## TASK DESCRIPTION
The answer must consist of every line in the data below that holds the word "Your".
Start of LISTED RECORDS
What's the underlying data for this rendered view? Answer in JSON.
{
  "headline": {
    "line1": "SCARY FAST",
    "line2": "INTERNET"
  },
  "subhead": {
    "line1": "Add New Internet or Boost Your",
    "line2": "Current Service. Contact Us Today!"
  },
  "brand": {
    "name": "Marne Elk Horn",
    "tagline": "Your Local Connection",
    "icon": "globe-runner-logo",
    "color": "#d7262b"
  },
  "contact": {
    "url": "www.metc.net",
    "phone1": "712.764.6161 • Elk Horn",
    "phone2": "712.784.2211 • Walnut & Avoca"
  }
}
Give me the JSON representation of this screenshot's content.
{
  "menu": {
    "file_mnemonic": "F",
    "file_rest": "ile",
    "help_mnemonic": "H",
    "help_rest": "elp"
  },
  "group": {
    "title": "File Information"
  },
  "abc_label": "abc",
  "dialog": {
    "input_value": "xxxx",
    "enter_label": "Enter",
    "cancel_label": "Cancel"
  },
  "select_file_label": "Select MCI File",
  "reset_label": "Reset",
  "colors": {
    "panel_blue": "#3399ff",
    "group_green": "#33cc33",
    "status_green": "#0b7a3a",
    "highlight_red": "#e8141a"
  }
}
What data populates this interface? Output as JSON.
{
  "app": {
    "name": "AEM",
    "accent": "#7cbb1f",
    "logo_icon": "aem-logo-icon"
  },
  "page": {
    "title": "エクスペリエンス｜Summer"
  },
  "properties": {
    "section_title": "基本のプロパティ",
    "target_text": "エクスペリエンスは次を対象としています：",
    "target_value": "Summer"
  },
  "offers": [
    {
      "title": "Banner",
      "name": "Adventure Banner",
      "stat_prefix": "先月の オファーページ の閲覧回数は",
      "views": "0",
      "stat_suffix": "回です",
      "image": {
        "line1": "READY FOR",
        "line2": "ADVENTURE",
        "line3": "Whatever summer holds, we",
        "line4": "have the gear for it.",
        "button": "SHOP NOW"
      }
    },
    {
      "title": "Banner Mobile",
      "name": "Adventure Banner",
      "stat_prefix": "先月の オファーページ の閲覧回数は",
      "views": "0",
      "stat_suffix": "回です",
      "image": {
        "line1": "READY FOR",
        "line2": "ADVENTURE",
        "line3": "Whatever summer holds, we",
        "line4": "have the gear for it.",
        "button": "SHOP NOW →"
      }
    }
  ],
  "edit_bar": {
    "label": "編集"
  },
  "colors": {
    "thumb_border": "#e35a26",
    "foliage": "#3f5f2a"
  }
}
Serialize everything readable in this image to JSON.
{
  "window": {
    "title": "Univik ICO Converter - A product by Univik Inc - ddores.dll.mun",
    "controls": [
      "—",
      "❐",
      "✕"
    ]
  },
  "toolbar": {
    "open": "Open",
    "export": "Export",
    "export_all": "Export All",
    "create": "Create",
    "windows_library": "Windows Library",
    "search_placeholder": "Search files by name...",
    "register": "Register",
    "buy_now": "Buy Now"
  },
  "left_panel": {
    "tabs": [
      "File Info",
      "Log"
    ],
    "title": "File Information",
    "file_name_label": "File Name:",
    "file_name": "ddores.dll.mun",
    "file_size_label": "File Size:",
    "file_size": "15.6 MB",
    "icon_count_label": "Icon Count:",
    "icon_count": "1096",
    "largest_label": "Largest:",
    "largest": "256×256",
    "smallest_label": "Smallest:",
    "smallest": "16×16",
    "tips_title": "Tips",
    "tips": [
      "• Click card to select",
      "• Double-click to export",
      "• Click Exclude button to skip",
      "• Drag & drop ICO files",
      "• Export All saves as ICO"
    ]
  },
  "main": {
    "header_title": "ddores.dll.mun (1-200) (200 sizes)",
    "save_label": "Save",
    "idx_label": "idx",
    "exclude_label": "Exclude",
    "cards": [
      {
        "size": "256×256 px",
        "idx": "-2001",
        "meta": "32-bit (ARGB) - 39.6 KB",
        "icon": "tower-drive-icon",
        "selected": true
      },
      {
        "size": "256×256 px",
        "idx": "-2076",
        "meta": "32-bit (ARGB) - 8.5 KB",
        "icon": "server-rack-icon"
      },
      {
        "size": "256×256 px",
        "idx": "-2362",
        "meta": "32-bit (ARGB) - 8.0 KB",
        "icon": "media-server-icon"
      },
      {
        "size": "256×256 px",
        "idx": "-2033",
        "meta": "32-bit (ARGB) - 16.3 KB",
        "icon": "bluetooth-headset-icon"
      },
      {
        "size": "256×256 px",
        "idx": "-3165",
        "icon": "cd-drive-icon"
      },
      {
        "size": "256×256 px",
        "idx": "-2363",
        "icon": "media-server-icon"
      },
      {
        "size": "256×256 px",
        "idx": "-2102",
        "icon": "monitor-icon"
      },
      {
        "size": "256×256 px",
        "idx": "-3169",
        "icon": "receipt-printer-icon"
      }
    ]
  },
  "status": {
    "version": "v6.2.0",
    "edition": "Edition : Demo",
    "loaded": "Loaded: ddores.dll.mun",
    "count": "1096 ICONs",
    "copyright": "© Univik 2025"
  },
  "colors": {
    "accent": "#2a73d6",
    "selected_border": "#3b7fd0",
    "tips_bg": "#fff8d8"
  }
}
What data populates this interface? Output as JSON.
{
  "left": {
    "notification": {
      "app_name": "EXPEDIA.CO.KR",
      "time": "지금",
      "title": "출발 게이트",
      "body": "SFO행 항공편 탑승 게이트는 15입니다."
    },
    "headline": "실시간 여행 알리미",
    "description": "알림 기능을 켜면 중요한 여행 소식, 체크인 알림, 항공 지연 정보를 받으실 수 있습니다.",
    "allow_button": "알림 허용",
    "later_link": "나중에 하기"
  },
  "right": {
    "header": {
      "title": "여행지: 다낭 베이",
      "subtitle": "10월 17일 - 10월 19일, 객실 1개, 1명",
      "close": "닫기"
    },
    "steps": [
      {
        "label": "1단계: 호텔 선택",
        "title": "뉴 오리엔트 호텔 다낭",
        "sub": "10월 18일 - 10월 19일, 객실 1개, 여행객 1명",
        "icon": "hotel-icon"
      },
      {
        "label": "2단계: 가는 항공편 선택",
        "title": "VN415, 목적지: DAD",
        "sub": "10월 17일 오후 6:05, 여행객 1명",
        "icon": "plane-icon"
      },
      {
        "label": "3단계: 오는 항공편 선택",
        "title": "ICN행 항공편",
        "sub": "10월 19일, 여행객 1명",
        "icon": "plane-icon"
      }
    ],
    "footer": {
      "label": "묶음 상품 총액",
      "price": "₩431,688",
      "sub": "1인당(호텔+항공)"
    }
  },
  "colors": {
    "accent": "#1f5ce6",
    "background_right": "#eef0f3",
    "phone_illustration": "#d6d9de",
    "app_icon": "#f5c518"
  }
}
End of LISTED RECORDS
## RESULT OF THIS EXERCISE
    "line1": "Add New Internet or Boost Your",
    "tagline": "Your Local Connection",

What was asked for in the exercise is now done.